§ **TO DO**: Scan the records below and report how many lines contain the word "button", giving the number by itself.
====
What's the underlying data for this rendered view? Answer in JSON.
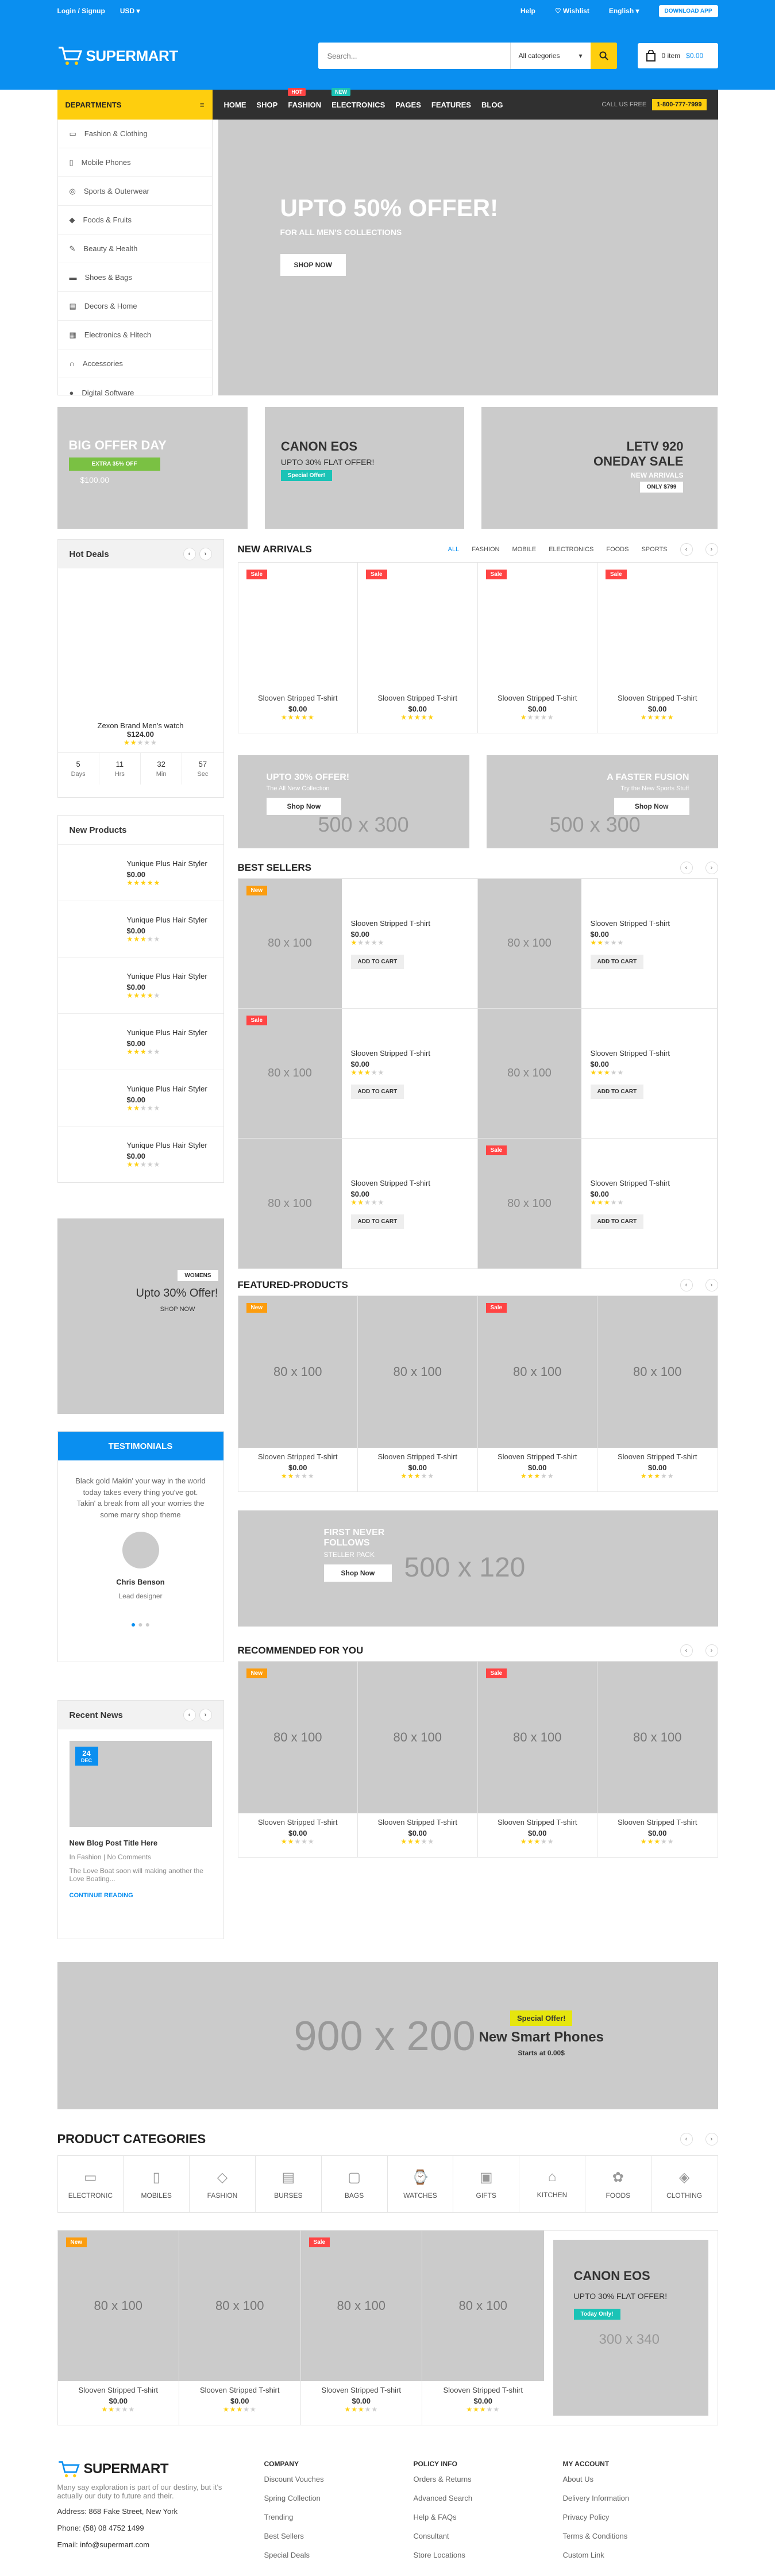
{
  "topbar": {
    "login": "Login / Signup",
    "currency": "USD",
    "help": "Help",
    "wishlist": "Wishlist",
    "language": "English",
    "download": "DOWNLOAD APP"
  },
  "header": {
    "logo": "SUPERMART",
    "search_placeholder": "Search...",
    "category": "All categories",
    "cart_label": "0 item",
    "cart_total": "$0.00"
  },
  "nav": {
    "departments": "DEPARTMENTS",
    "items": [
      "HOME",
      "SHOP",
      "FASHION",
      "ELECTRONICS",
      "PAGES",
      "FEATURES",
      "BLOG"
    ],
    "hot": "HOT",
    "new": "NEW",
    "callus": "CALL US FREE",
    "phone": "1-800-777-7999"
  },
  "sidebar": [
    "Fashion & Clothing",
    "Mobile Phones",
    "Sports & Outerwear",
    "Foods & Fruits",
    "Beauty & Health",
    "Shoes & Bags",
    "Decors & Home",
    "Electronics & Hitech",
    "Accessories",
    "Digital Software"
  ],
  "hero": {
    "title": "UPTO 50% OFFER!",
    "subtitle": "FOR ALL MEN'S COLLECTIONS",
    "button": "SHOP NOW"
  },
  "promos": {
    "p1": {
      "title": "BIG OFFER DAY",
      "tag": "EXTRA 35% OFF",
      "price": "$100.00"
    },
    "p2": {
      "title": "CANON EOS",
      "sub": "UPTO 30% FLAT OFFER!",
      "tag": "Special Offer!"
    },
    "p3": {
      "title": "LETV 920",
      "sub": "ONEDAY SALE",
      "sub2": "NEW ARRIVALS",
      "tag": "ONLY $799"
    }
  },
  "hotdeals": {
    "title": "Hot Deals",
    "name": "Zexon Brand Men's watch",
    "price": "$124.00",
    "counter": [
      {
        "v": "5",
        "l": "Days"
      },
      {
        "v": "11",
        "l": "Hrs"
      },
      {
        "v": "32",
        "l": "Min"
      },
      {
        "v": "57",
        "l": "Sec"
      }
    ]
  },
  "arrivals": {
    "title": "NEW ARRIVALS",
    "tabs": [
      "ALL",
      "FASHION",
      "MOBILE",
      "ELECTRONICS",
      "FOODS",
      "SPORTS"
    ],
    "name": "Slooven Stripped T-shirt",
    "price": "$0.00",
    "sale": "Sale"
  },
  "newproducts": {
    "title": "New Products",
    "name": "Yunique Plus Hair Styler",
    "price": "$0.00"
  },
  "midbanners": {
    "b1": {
      "title": "UPTO 30% OFFER!",
      "sub": "The All New Collection",
      "ph": "500 x 300",
      "button": "Shop Now"
    },
    "b2": {
      "title": "A FASTER FUSION",
      "sub": "Try the New Sports Stuff",
      "ph": "500 x 300",
      "button": "Shop Now"
    }
  },
  "bestsellers": {
    "title": "BEST SELLERS",
    "ph": "80 x 100",
    "name": "Slooven Stripped T-shirt",
    "price": "$0.00",
    "button": "ADD TO CART",
    "new": "New",
    "sale": "Sale"
  },
  "womens": {
    "tag": "WOMENS",
    "title": "Upto 30% Offer!",
    "shop": "SHOP NOW"
  },
  "testimonials": {
    "title": "TESTIMONIALS",
    "text": "Black gold Makin' your way in the world today takes every thing you've got. Takin' a break from all your worries the some marry shop theme",
    "name": "Chris Benson",
    "role": "Lead designer"
  },
  "featured": {
    "title": "FEATURED-PRODUCTS",
    "ph": "80 x 100"
  },
  "wide": {
    "title": "FIRST NEVER FOLLOWS",
    "sub": "STELLER PACK",
    "button": "Shop Now",
    "ph": "500 x 120"
  },
  "recommended": {
    "title": "RECOMMENDED FOR YOU"
  },
  "news": {
    "title": "Recent News",
    "day": "24",
    "month": "DEC",
    "post": "New Blog Post Title Here",
    "meta": "In Fashion | No Comments",
    "excerpt": "The Love Boat soon will making another the Love Boating...",
    "more": "CONTINUE READING"
  },
  "bigbanner": {
    "ph": "900 x 200",
    "tag": "Special Offer!",
    "title": "New Smart Phones",
    "sub": "Starts at 0.00$"
  },
  "categories": {
    "title": "PRODUCT CATEGORIES",
    "items": [
      "ELECTRONIC",
      "MOBILES",
      "FASHION",
      "BURSES",
      "BAGS",
      "WATCHES",
      "GIFTS",
      "KITCHEN",
      "FOODS",
      "CLOTHING"
    ]
  },
  "canon": {
    "title": "CANON EOS",
    "sub": "UPTO 30% FLAT OFFER!",
    "tag": "Today Only!",
    "ph": "300 x 340"
  },
  "footer": {
    "about": "Many say exploration is part of our destiny, but it's actually our duty to future and their.",
    "address": "Address: 868 Fake Street, New York",
    "phone": "Phone: (58) 08 4752 1499",
    "email": "Email: info@supermart.com",
    "cols": [
      {
        "h": "COMPANY",
        "items": [
          "Discount Vouches",
          "Spring Collection",
          "Trending",
          "Best Sellers",
          "Special Deals"
        ]
      },
      {
        "h": "POLICY INFO",
        "items": [
          "Orders & Returns",
          "Advanced Search",
          "Help & FAQs",
          "Consultant",
          "Store Locations"
        ]
      },
      {
        "h": "MY ACCOUNT",
        "items": [
          "About Us",
          "Delivery Information",
          "Privacy Policy",
          "Terms & Conditions",
          "Custom Link"
        ]
      }
    ]
  },
  "colors": {
    "primary": "#0a8ff0",
    "accent": "#fece0e",
    "dark": "#303030",
    "sale": "#f44444"
  }
}
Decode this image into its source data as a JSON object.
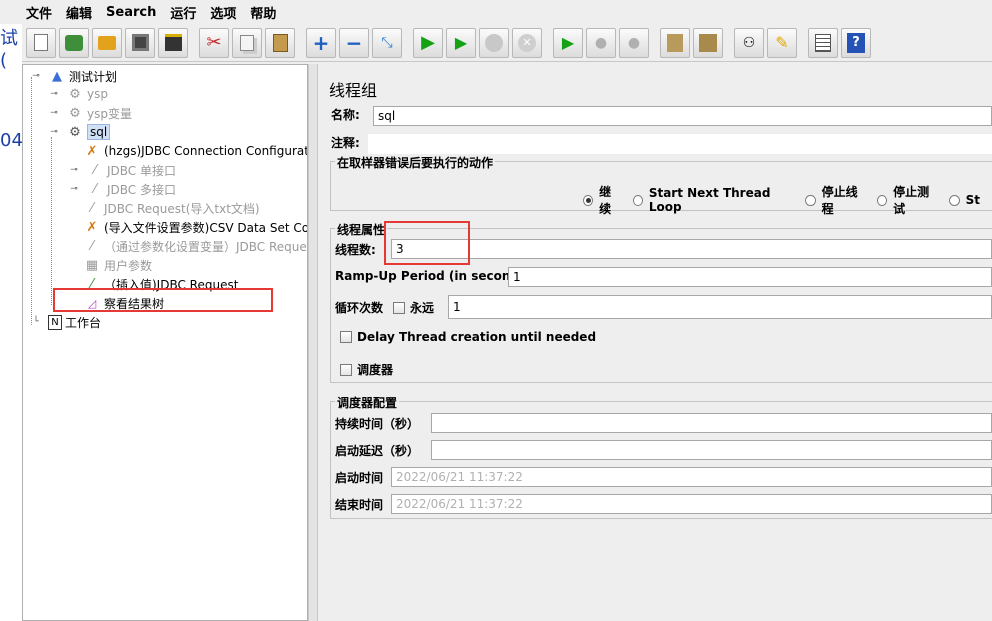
{
  "menu": [
    "文件",
    "编辑",
    "Search",
    "运行",
    "选项",
    "帮助"
  ],
  "left_strip": {
    "a": "试(",
    "b": "04"
  },
  "toolbar_icons": [
    "new-icon",
    "templates-icon",
    "open-icon",
    "save-icon",
    "save-as-icon",
    "cut-icon",
    "copy-icon",
    "paste-icon",
    "expand-icon",
    "collapse-icon",
    "toggle-icon",
    "start-icon",
    "start-no-pause-icon",
    "stop-icon",
    "shutdown-icon",
    "remote-start-icon",
    "remote-stop-icon",
    "remote-shutdown-icon",
    "clear-icon",
    "clear-all-icon",
    "search-icon",
    "reset-search-icon",
    "function-helper-icon",
    "help-icon"
  ],
  "tree": {
    "root": "测试计划",
    "items": [
      {
        "label": "ysp",
        "dim": true
      },
      {
        "label": "ysp变量",
        "dim": true
      },
      {
        "label": "sql",
        "selected": true
      },
      {
        "label": "(hzgs)JDBC Connection Configuratio",
        "dim": false
      },
      {
        "label": "JDBC 单接口",
        "dim": true
      },
      {
        "label": "JDBC 多接口",
        "dim": true
      },
      {
        "label": "JDBC Request(导入txt文档)",
        "dim": true
      },
      {
        "label": "(导入文件设置参数)CSV Data Set Cor",
        "dim": false
      },
      {
        "label": "（通过参数化设置变量）JDBC Reque",
        "dim": true
      },
      {
        "label": "用户参数",
        "dim": true
      },
      {
        "label": "（插入值)JDBC Request",
        "dim": false
      },
      {
        "label": "察看结果树",
        "dim": false
      }
    ],
    "workbench": "工作台"
  },
  "panel": {
    "title": "线程组",
    "name_label": "名称:",
    "name_value": "sql",
    "comment_label": "注释:",
    "error_group": "在取样器错误后要执行的动作",
    "error_options": [
      {
        "label": "继续",
        "checked": true
      },
      {
        "label": "Start Next Thread Loop",
        "checked": false
      },
      {
        "label": "停止线程",
        "checked": false
      },
      {
        "label": "停止测试",
        "checked": false
      },
      {
        "label": "St",
        "checked": false
      }
    ],
    "thread_group": "线程属性",
    "threads_label": "线程数:",
    "threads_value": "3",
    "rampup_label": "Ramp-Up Period (in seconds):",
    "rampup_value": "1",
    "loop_label": "循环次数",
    "forever_label": "永远",
    "loop_value": "1",
    "delay_label": "Delay Thread creation until needed",
    "scheduler_label": "调度器",
    "scheduler_group": "调度器配置",
    "duration_label": "持续时间（秒）",
    "startup_delay_label": "启动延迟（秒）",
    "start_time_label": "启动时间",
    "start_time_value": "2022/06/21 11:37:22",
    "end_time_label": "结束时间",
    "end_time_value": "2022/06/21 11:37:22"
  }
}
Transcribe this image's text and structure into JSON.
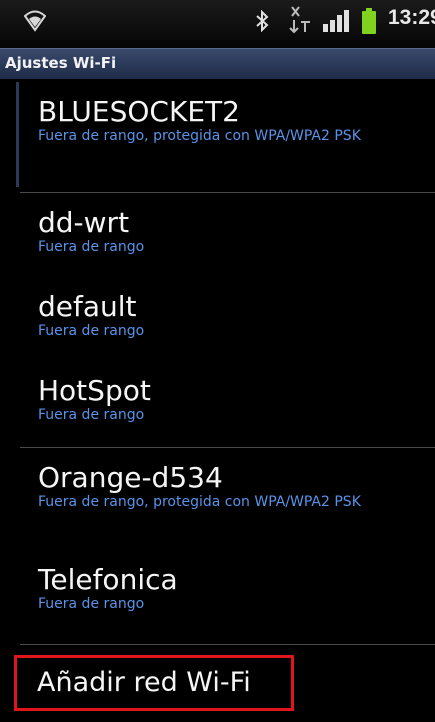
{
  "status_bar": {
    "time": "13:29",
    "icons": [
      "wifi-icon",
      "bluetooth-icon",
      "data-transfer-icon",
      "signal-strength-icon",
      "battery-icon"
    ]
  },
  "title_bar": {
    "title": "Ajustes Wi-Fi"
  },
  "networks": [
    {
      "ssid": "BLUESOCKET2",
      "status": "Fuera de rango, protegida con WPA/WPA2 PSK"
    },
    {
      "ssid": "dd-wrt",
      "status": "Fuera de rango"
    },
    {
      "ssid": "default",
      "status": "Fuera de rango"
    },
    {
      "ssid": "HotSpot",
      "status": "Fuera de rango"
    },
    {
      "ssid": "Orange-d534",
      "status": "Fuera de rango, protegida con WPA/WPA2 PSK"
    },
    {
      "ssid": "Telefonica",
      "status": "Fuera de rango"
    }
  ],
  "add_network": {
    "label": "Añadir red Wi-Fi"
  },
  "colors": {
    "accent": "#5a93e8",
    "highlight_border": "#e0141c",
    "title_bar": "#2c3a5c",
    "battery": "#7fd21e"
  }
}
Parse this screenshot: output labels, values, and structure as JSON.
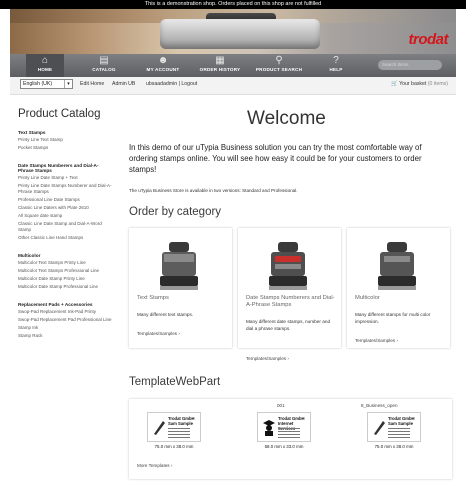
{
  "demo_notice": "This is a demonstration shop. Orders placed on this shop are not fulfilled",
  "banner": {
    "brand": "trodat"
  },
  "nav": {
    "items": [
      {
        "label": "HOME",
        "icon": "home-icon"
      },
      {
        "label": "CATALOG",
        "icon": "catalog-icon"
      },
      {
        "label": "MY ACCOUNT",
        "icon": "account-icon"
      },
      {
        "label": "ORDER HISTORY",
        "icon": "order-history-icon"
      },
      {
        "label": "PRODUCT SEARCH",
        "icon": "search-icon"
      },
      {
        "label": "HELP",
        "icon": "help-icon"
      }
    ],
    "search_placeholder": "Search Items"
  },
  "toolbar": {
    "language": "English (UK)",
    "links": [
      "Edit Home",
      "Admin UB",
      "ubsaadadmin | Logout"
    ],
    "basket_label": "Your basket",
    "basket_count": "(0 items)"
  },
  "sidebar": {
    "title": "Product Catalog",
    "sections": [
      {
        "heading": "Text Stamps",
        "links": [
          "Printy Line Text Stamp",
          "Pocket Stamps"
        ]
      },
      {
        "heading": "Date Stamps Numberers and Dial-A-Phrase Stamps",
        "links": [
          "Printy Line Date Stamp + Text",
          "Printy Line Date Stamps Numberer and Dial-A-Phrase Stamps",
          "Professional Line Date Stamps",
          "Classic Line Daters with Plate 2610",
          "All Square date stamp",
          "Classic Line Date Stamp and Dial-A-Word Stamp",
          "Other Classic Line Hand Stamps"
        ]
      },
      {
        "heading": "Multicolor",
        "links": [
          "Multicolor Text Stamps Printy Line",
          "Multicolor Text Stamps Professional Line",
          "Multicolor Date Stamp Printy Line",
          "Multicolor Date Stamp Professional Line"
        ]
      },
      {
        "heading": "Replacement Pads + Accessories",
        "links": [
          "Swop-Pad Replacement Ink-Pad Printy",
          "Swop-Pad Replacement Pad Professional Line",
          "Stamp Ink",
          "Stamp Rack"
        ]
      }
    ]
  },
  "main": {
    "welcome": "Welcome",
    "intro": "In this demo of our uTypia Business solution you can try the most comfortable way of ordering stamps online. You will see how easy it could be for your customers to order stamps!",
    "editions": "The uTypia Business Store is available in two versions: Standard and Professional.",
    "order_by_category": "Order by category",
    "categories": [
      {
        "title": "Text Stamps",
        "desc": "Many different text stamps.",
        "more": "Templates/Samples"
      },
      {
        "title": "Date Stamps Numberers and Dial-A-Phrase Stamps",
        "desc": "Many different date stamps, number and dial a phrase stamps.",
        "more": "Templates/Samples"
      },
      {
        "title": "Multicolor",
        "desc": "Many different stamps for multi color impression.",
        "more": "Templates/Samples"
      }
    ],
    "template_webpart": "TemplateWebPart",
    "templates": [
      {
        "head": "",
        "company": "Trodat GmbH",
        "name": "Sam Sample",
        "size": "75.0 mm x 38.0 mm"
      },
      {
        "head": "001",
        "company": "Trodat GmbH",
        "name": "Internet Services",
        "size": "58.0 mm x 33.0 mm"
      },
      {
        "head": "8_Business_open",
        "company": "Trodat GmbH",
        "name": "Sam Sample",
        "size": "75.0 mm x 38.0 mm"
      }
    ],
    "more_templates": "More Templates"
  }
}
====
§ **OUTPUT OF THE EXERCISE**: 5